[AIM OF THE TASK] Each line below needs to be duplicated without alteration.

[Component data from apps and pages]
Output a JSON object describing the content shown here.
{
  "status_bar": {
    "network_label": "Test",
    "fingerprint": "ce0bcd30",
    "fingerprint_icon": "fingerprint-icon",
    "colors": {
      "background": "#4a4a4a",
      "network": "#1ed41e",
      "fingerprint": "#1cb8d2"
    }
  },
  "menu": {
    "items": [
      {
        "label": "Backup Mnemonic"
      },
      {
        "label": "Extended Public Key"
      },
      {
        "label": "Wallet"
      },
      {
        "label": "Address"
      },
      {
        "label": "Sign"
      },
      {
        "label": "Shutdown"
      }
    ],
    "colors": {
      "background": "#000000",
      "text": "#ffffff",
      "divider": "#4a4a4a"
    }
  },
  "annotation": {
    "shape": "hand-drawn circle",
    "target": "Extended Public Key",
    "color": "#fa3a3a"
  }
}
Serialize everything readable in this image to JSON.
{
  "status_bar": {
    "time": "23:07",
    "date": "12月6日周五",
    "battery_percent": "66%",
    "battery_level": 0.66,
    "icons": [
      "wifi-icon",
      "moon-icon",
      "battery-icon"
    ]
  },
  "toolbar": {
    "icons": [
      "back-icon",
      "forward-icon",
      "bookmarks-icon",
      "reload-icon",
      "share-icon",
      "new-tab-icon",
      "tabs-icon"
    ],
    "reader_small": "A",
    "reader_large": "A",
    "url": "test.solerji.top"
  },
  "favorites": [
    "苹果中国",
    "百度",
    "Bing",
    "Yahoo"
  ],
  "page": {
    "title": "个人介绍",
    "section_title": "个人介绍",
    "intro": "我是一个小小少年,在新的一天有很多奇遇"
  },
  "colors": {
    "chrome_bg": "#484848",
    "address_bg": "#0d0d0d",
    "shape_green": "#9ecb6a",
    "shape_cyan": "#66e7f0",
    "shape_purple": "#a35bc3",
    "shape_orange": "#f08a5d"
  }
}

[SOLVED EXERCISE]
Output a JSON object describing the content shown here.
{
  "status_bar": {
    "network_label": "Test",
    "fingerprint": "ce0bcd30",
    "fingerprint_icon": "fingerprint-icon",
    "colors": {
      "background": "#4a4a4a",
      "network": "#1ed41e",
      "fingerprint": "#1cb8d2"
    }
  },
  "menu": {
    "items": [
      {
        "label": "Backup Mnemonic"
      },
      {
        "label": "Extended Public Key"
      },
      {
        "label": "Wallet"
      },
      {
        "label": "Address"
      },
      {
        "label": "Sign"
      },
      {
        "label": "Shutdown"
      }
    ],
    "colors": {
      "background": "#000000",
      "text": "#ffffff",
      "divider": "#4a4a4a"
    }
  },
  "annotation": {
    "shape": "hand-drawn circle",
    "target": "Extended Public Key",
    "color": "#fa3a3a"
  }
}
Serialize everything readable in this image to JSON.
{
  "status_bar": {
    "time": "23:07",
    "date": "12月6日周五",
    "battery_percent": "66%",
    "battery_level": 0.66,
    "icons": [
      "wifi-icon",
      "moon-icon",
      "battery-icon"
    ]
  },
  "toolbar": {
    "icons": [
      "back-icon",
      "forward-icon",
      "bookmarks-icon",
      "reload-icon",
      "share-icon",
      "new-tab-icon",
      "tabs-icon"
    ],
    "reader_small": "A",
    "reader_large": "A",
    "url": "test.solerji.top"
  },
  "favorites": [
    "苹果中国",
    "百度",
    "Bing",
    "Yahoo"
  ],
  "page": {
    "title": "个人介绍",
    "section_title": "个人介绍",
    "intro": "我是一个小小少年,在新的一天有很多奇遇"
  },
  "colors": {
    "chrome_bg": "#484848",
    "address_bg": "#0d0d0d",
    "shape_green": "#9ecb6a",
    "shape_cyan": "#66e7f0",
    "shape_purple": "#a35bc3",
    "shape_orange": "#f08a5d"
  }
}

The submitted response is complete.